In response to the concerns raised, consultations then took place with members of the review board, dealers, donors and representatives of the institutions that collect cultural property. Their response was unanimous: The right to appeal review board decisions was necessary to ensure that the system continued to work fairly.
Bill C-93 is a manifestation of the will of the people. It is not something that was dreamed up by this government, nor is it an expansion of existing tax incentives for the donation of cultural property. It is instead the reinstatement of a right that was lost in 1991. It is also a tangible demonstration that this government listens to the people of Canada and is prepared to move quickly to correct imbalances and inequities in the tax system.
There has been much talk from members of the third party about fairness in the tax system yet they oppose a bill that is just about that, fairness. The current system with the lack of an appeal of determination of fair market value has been characterized by many people as being unfair. The establishment of not one but two appeal processes will restore fairness to the system. It will ensure that if donors believe they have a legitimate dispute with the review board they will be able to pursue it first with the review board and, if necessary, in the tax courts.
Donations to museums, archives and libraries involve a triangular relationship between the donor, the recipient institution and when certification as cultural property is required, between the donor and the institution on one hand and the Canadian Cultural Property Export Review Board on the other. This relationship is one of mutual respect and co-operation in the preservation of Canada's heritage in movable cultural property. This relationship must also include a mechanism for dispute resolution if and when the participants cannot agree about the value of the gift.
The appeal process of determinations by the Canadian Cultural Property Export Review Board proposed in Bill C-93 will permit
any donor of cultural property who disagrees with a review board determination the opportunity to pursue this first with the board and if necessary ultimately with the Tax Court of Canada.
The amendments proposed in the bill should be viewed as a guarantee of the donor's right to natural justice through an appeal to the judicial system if that is warranted. These amendments should also be viewed as a reinstatement of a right of appeal that was lost in 1991 when the responsibility for determining fair market value was transferred to the review board.
We believe it is important that the decisions of government boards and agencies be subject to appeal because even in the honest exercise of judgment, differences of opinion can occur. An open and transparent process with respect to determinations by the review board is essential and the right to pursue the matter in the courts, if no other resolution can be found, is consistent with both the Canadian legal system and the concept of natural justice.

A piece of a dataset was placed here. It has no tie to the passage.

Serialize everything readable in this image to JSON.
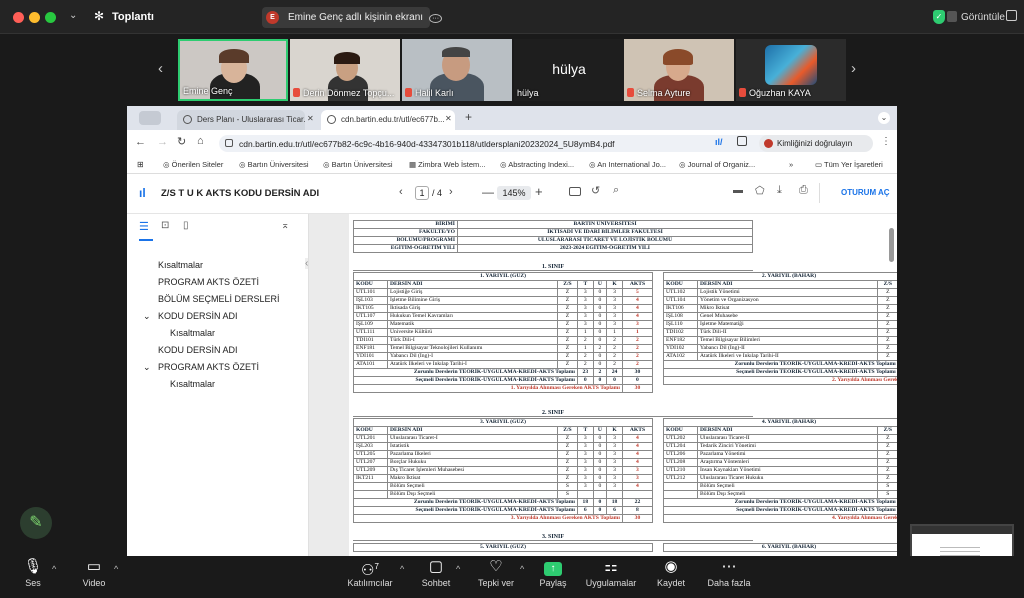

As Canadians we have the privilege to live in a country with many cultures. The material history, the cultural property of many diverse groups that make up Canadian society must continue to be preserved for the benefit of all Canadians. I believe the amendments contained in Bill C-93 will help to ensure this happens and will only improve the already unique Canadian approach to protecting cultural property.
In conclusion, I would urge the support of the House for Bill C-93.